TASK GOAL
Would you retype the whole listing exactly?
══ DATA LISTING
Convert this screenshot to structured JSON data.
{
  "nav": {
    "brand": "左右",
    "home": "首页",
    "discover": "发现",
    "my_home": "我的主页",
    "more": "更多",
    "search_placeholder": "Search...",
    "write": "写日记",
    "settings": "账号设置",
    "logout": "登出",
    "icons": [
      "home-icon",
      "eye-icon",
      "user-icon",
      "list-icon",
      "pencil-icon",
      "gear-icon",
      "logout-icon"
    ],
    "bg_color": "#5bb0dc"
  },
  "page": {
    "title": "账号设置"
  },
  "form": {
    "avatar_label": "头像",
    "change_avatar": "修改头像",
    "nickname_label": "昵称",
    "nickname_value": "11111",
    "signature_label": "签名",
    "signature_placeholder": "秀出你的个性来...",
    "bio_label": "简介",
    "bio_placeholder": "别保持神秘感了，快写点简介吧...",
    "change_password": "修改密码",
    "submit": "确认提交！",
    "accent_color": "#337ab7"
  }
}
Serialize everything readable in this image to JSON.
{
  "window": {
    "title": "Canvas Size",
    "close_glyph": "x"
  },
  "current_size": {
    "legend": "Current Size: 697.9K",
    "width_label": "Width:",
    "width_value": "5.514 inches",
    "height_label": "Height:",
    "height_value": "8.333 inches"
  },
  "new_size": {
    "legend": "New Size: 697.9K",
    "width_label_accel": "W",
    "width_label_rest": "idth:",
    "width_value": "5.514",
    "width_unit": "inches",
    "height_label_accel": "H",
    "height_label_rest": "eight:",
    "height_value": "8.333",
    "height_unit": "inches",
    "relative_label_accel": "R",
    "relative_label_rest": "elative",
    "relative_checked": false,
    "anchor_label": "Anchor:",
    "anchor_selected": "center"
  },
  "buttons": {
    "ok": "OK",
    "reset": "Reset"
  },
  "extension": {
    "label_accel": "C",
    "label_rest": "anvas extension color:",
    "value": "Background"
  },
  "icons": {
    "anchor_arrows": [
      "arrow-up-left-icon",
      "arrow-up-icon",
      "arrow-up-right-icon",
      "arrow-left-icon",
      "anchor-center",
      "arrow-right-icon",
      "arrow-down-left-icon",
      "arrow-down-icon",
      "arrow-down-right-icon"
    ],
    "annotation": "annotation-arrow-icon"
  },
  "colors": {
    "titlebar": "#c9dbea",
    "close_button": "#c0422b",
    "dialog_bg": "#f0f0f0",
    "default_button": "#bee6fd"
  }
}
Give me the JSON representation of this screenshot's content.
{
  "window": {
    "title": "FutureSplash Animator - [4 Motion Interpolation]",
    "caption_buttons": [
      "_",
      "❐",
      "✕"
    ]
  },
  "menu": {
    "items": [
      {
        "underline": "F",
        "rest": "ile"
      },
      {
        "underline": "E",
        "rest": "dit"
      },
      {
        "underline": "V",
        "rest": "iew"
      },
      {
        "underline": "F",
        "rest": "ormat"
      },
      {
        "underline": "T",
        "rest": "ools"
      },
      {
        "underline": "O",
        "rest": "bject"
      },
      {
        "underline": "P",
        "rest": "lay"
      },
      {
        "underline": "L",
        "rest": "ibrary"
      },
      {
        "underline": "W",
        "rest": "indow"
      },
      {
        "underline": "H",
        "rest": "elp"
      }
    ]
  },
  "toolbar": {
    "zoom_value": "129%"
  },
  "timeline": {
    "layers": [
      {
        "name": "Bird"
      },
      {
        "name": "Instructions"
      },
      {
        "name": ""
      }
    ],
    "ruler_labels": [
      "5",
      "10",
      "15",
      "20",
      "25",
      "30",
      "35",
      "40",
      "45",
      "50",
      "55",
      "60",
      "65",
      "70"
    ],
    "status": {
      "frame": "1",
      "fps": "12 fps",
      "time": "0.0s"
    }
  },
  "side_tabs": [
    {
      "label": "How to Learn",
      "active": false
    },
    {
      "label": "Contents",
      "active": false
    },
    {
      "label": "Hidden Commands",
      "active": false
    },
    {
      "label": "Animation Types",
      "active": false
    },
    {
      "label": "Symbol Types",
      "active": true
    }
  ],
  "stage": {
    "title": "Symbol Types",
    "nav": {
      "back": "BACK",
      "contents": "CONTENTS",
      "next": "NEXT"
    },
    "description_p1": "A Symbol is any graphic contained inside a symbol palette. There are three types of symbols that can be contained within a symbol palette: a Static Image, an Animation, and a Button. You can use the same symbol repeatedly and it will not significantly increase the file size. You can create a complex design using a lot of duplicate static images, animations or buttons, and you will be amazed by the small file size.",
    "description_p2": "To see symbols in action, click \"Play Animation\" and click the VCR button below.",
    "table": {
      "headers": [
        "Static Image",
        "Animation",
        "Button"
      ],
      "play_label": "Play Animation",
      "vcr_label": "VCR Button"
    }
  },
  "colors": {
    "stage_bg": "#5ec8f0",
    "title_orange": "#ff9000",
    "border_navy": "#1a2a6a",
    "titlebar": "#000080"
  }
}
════
RESULT
Convert this screenshot to structured JSON data.
{
  "nav": {
    "brand": "左右",
    "home": "首页",
    "discover": "发现",
    "my_home": "我的主页",
    "more": "更多",
    "search_placeholder": "Search...",
    "write": "写日记",
    "settings": "账号设置",
    "logout": "登出",
    "icons": [
      "home-icon",
      "eye-icon",
      "user-icon",
      "list-icon",
      "pencil-icon",
      "gear-icon",
      "logout-icon"
    ],
    "bg_color": "#5bb0dc"
  },
  "page": {
    "title": "账号设置"
  },
  "form": {
    "avatar_label": "头像",
    "change_avatar": "修改头像",
    "nickname_label": "昵称",
    "nickname_value": "11111",
    "signature_label": "签名",
    "signature_placeholder": "秀出你的个性来...",
    "bio_label": "简介",
    "bio_placeholder": "别保持神秘感了，快写点简介吧...",
    "change_password": "修改密码",
    "submit": "确认提交！",
    "accent_color": "#337ab7"
  }
}
Serialize everything readable in this image to JSON.
{
  "window": {
    "title": "Canvas Size",
    "close_glyph": "x"
  },
  "current_size": {
    "legend": "Current Size: 697.9K",
    "width_label": "Width:",
    "width_value": "5.514 inches",
    "height_label": "Height:",
    "height_value": "8.333 inches"
  },
  "new_size": {
    "legend": "New Size: 697.9K",
    "width_label_accel": "W",
    "width_label_rest": "idth:",
    "width_value": "5.514",
    "width_unit": "inches",
    "height_label_accel": "H",
    "height_label_rest": "eight:",
    "height_value": "8.333",
    "height_unit": "inches",
    "relative_label_accel": "R",
    "relative_label_rest": "elative",
    "relative_checked": false,
    "anchor_label": "Anchor:",
    "anchor_selected": "center"
  },
  "buttons": {
    "ok": "OK",
    "reset": "Reset"
  },
  "extension": {
    "label_accel": "C",
    "label_rest": "anvas extension color:",
    "value": "Background"
  },
  "icons": {
    "anchor_arrows": [
      "arrow-up-left-icon",
      "arrow-up-icon",
      "arrow-up-right-icon",
      "arrow-left-icon",
      "anchor-center",
      "arrow-right-icon",
      "arrow-down-left-icon",
      "arrow-down-icon",
      "arrow-down-right-icon"
    ],
    "annotation": "annotation-arrow-icon"
  },
  "colors": {
    "titlebar": "#c9dbea",
    "close_button": "#c0422b",
    "dialog_bg": "#f0f0f0",
    "default_button": "#bee6fd"
  }
}
Give me the JSON representation of this screenshot's content.
{
  "window": {
    "title": "FutureSplash Animator - [4 Motion Interpolation]",
    "caption_buttons": [
      "_",
      "❐",
      "✕"
    ]
  },
  "menu": {
    "items": [
      {
        "underline": "F",
        "rest": "ile"
      },
      {
        "underline": "E",
        "rest": "dit"
      },
      {
        "underline": "V",
        "rest": "iew"
      },
      {
        "underline": "F",
        "rest": "ormat"
      },
      {
        "underline": "T",
        "rest": "ools"
      },
      {
        "underline": "O",
        "rest": "bject"
      },
      {
        "underline": "P",
        "rest": "lay"
      },
      {
        "underline": "L",
        "rest": "ibrary"
      },
      {
        "underline": "W",
        "rest": "indow"
      },
      {
        "underline": "H",
        "rest": "elp"
      }
    ]
  },
  "toolbar": {
    "zoom_value": "129%"
  },
  "timeline": {
    "layers": [
      {
        "name": "Bird"
      },
      {
        "name": "Instructions"
      },
      {
        "name": ""
      }
    ],
    "ruler_labels": [
      "5",
      "10",
      "15",
      "20",
      "25",
      "30",
      "35",
      "40",
      "45",
      "50",
      "55",
      "60",
      "65",
      "70"
    ],
    "status": {
      "frame": "1",
      "fps": "12 fps",
      "time": "0.0s"
    }
  },
  "side_tabs": [
    {
      "label": "How to Learn",
      "active": false
    },
    {
      "label": "Contents",
      "active": false
    },
    {
      "label": "Hidden Commands",
      "active": false
    },
    {
      "label": "Animation Types",
      "active": false
    },
    {
      "label": "Symbol Types",
      "active": true
    }
  ],
  "stage": {
    "title": "Symbol Types",
    "nav": {
      "back": "BACK",
      "contents": "CONTENTS",
      "next": "NEXT"
    },
    "description_p1": "A Symbol is any graphic contained inside a symbol palette. There are three types of symbols that can be contained within a symbol palette: a Static Image, an Animation, and a Button. You can use the same symbol repeatedly and it will not significantly increase the file size. You can create a complex design using a lot of duplicate static images, animations or buttons, and you will be amazed by the small file size.",
    "description_p2": "To see symbols in action, click \"Play Animation\" and click the VCR button below.",
    "table": {
      "headers": [
        "Static Image",
        "Animation",
        "Button"
      ],
      "play_label": "Play Animation",
      "vcr_label": "VCR Button"
    }
  },
  "colors": {
    "stage_bg": "#5ec8f0",
    "title_orange": "#ff9000",
    "border_navy": "#1a2a6a",
    "titlebar": "#000080"
  }
}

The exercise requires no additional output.